Combined Diagnosis of Proliferative Lupus Nephritis and Tuberculosis Infection: A Treatment Dilemma

Session Information

Category: Glomerular Diseases

  • 1402 Glomerular Diseases: Clinical, Outcomes, and Trials


  • Atemnkeng, Francis Njukeng, Westchester Medical Center, Valhalla, New York, United States
  • Kirk, Michelle Lee, Westchester Medical Center, Valhalla, New York, United States
  • Pullman, James M., Montefiore Medical Center, New York, New York, United States
  • Klein, Michael D., Westchester Medical Center, Valhalla, New York, United States
  • Chugh, Savneek S., Westchester Medical Center, Valhalla, New York, United States
  • Gupta, Sanjeev, Westchester Medical Center, Valhalla, New York, United States

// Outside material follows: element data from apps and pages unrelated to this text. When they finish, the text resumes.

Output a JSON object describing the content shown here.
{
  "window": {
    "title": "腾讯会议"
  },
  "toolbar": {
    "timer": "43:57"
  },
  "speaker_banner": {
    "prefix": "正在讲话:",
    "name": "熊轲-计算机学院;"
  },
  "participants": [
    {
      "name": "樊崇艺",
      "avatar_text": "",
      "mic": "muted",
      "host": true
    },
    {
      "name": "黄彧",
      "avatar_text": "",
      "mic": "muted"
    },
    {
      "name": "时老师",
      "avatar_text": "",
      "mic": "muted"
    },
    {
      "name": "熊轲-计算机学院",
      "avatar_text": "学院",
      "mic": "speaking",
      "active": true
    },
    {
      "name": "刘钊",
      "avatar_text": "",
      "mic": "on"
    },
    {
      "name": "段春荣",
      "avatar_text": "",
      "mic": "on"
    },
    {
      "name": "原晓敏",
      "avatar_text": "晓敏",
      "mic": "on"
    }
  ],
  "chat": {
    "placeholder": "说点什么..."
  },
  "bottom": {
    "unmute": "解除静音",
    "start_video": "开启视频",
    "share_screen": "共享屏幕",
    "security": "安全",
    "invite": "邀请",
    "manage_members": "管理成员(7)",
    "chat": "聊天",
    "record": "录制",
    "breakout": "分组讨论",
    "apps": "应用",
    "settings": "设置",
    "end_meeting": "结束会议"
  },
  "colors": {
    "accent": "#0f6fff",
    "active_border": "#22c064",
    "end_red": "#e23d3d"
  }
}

The treatment of tuberculosis (TB) infection (previously termed latent TB) during the induction phase of treatment for proliferative lupus nephritis (LN) is challenging. The use of high dose immunosuppression (IS) can cause TB disease. Rifamycin-based treatment for TB infection can also lead to major drug-drug interaction as rifampin can reduce the serum levels of mycophenolate mofetil (MMF), hence the level of IS.

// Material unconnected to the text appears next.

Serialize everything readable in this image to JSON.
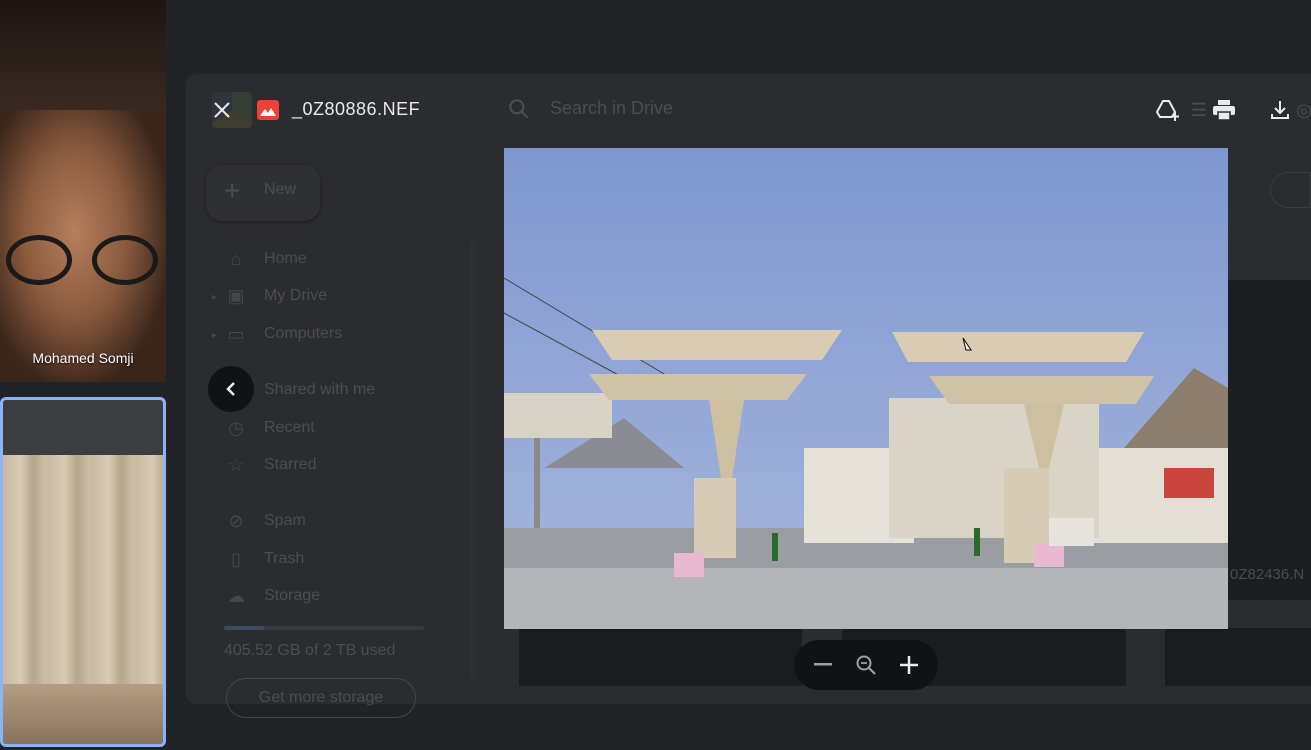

Case Description

A 38-years-old Mexican male who presented with lower limb edema. Initial labs showed leukocytosis and acute kidney injury with nephrotic syndrome. Blood cultures grew Streptococcus pyogenes. Workup for glomerulonephritis (GN) revealed a positive ANA and hypocomplementemia, consistent with immune complex mediated GN. He received antibiotics for a total of 14 days. The urine protein/creatinine ratio (UPCr) one week later increased to 36.9 g/g from 3.2 g/g. Kidney biopsy demonstrated class III+V LN with 5/22 globally sclerosed glomeruli, 4 with segmental endocapillary hypercellularity with 2 cellular crescents on light microscopy and full house staining on immunofluorescence. Electron microscopy demonstrated mesangial, intramembranous, and sup-epithelial electron dense deposits and extensively effaced foot processes. The patient was discharged on conservative anti proteinuric therapy, as well as MMF. Routine TB screening with Quantiferon was positive, so he was started on rifampin and isoniazid. Follow-up 1 month later demonstrated UPCr of 1.76 g/g with no signs of TB disease.


The term latent TB was changed to TB infection because these patients are infected with viable mycobacteria in various stages of containment by the host immune system. Therefore, during the induction phase of treatment of LN, with use of high dose IS, the presence of TB infection presents a high risk of progression to TB disease. We found no case reports of simultaneous diagnosis of proliferative LN and TB infection. Treatment literature is obtained from transplant patients diagnosed with TB infection, where rifampin was found to lower the level of MMF. Therefore, we suggest close follow-up of these patients to rule out TB disease and non-response to LN treatment during each visit.